Deaths from trauma occurring in the prehospital phase of care are typically excluded from analysis in trauma registries. A direct historical comparison with Hussain and Redmond’s study on preventable prehospital trauma deaths has shown that, two decades on, the number of potentially preventable deaths remains high. Using updated methodology, we aimed to determine the current nature, injury severity and survivability of traumatic prehospital deaths and to ascertain the presence of bystanders and their role following the point of injury including the frequency of first-aid delivery.
Super-resolution microscopy typically achieves high spatial resolution, but the temporal resolution remains low. We report super temporal-resolved microscopy (STReM) to improve the temporal resolution of 2D super-resolution microscopy by a factor of 20 compared to that of the traditional camera-limited frame rate. This is achieved by rotating a phase mask in the Fourier plane during data acquisition and then recovering the temporal information by fitting the point spread function (PSF) orientations. The feasibility of this technique is verified with both simulated and experimental 2D adsorption/desorption and 2D emitter transport. When STReM is applied to measure protein adsorption at a glass surface, previously unseen dynamics are revealed.
Electronic health registries - eRegistries - can systematically collect relevant information at the point of care for reproductive, maternal, newborn and child health (RMNCH). However, a suite of process and outcome indicators is needed for RMNCH to monitor care and to ensure comparability between settings. Here we report on the assessment of current global indicators and the development of a suite of indicators for the WHO Essential Interventions for use at various levels of health care systems nationally and globally.
Dispersal comprises three broad stages - departure from the natal or breeding locations, subsequent travel, and settlement. These stages are difficult to measure, and vary considerably between sexes, age classes, individuals and geographically. We used tracking data from 24 golden eagles, fitted with long-lived GPS satellite transmitters as nestlings, which we followed during their first year. We estimated the timing of emigration from natal sites using ten previously published methods. We propose and evaluate two new methods. The first of these uses published ranging distances of parents as a measure of the natal home range, with the requirement that juveniles must exceed it for a minimum of 10 days (a literature-based measure of the maximum time that a juvenile can survive without food from its parents). The second method uses the biggest difference in the proportion of locations inside and outside of the natal home range smoothed over a 30 day period to assign the point of emigration.

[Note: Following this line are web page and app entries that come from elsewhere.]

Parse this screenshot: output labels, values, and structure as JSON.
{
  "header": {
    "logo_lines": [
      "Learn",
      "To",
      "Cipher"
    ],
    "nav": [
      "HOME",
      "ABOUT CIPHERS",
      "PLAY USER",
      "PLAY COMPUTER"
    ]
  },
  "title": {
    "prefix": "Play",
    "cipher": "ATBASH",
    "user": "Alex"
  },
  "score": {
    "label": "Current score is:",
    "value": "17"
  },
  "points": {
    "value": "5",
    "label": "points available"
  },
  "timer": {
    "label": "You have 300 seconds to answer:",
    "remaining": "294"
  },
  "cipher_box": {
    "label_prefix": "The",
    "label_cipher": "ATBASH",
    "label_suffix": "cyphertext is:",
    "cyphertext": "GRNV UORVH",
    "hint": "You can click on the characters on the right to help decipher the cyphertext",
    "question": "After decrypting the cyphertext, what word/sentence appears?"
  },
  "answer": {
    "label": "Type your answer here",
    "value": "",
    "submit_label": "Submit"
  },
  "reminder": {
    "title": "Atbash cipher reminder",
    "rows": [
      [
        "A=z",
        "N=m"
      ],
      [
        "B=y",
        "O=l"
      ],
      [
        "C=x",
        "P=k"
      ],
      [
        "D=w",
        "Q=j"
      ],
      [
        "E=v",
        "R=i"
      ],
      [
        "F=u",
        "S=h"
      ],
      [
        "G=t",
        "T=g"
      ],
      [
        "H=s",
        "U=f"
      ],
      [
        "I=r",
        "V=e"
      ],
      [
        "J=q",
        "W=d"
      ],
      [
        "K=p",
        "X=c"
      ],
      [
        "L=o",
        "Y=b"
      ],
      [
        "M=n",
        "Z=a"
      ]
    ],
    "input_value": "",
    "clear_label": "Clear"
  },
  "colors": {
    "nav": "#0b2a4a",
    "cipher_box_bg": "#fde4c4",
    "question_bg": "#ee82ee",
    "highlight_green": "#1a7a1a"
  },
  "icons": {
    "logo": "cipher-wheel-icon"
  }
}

We used the latter as the standard against which we compared the ten published methods.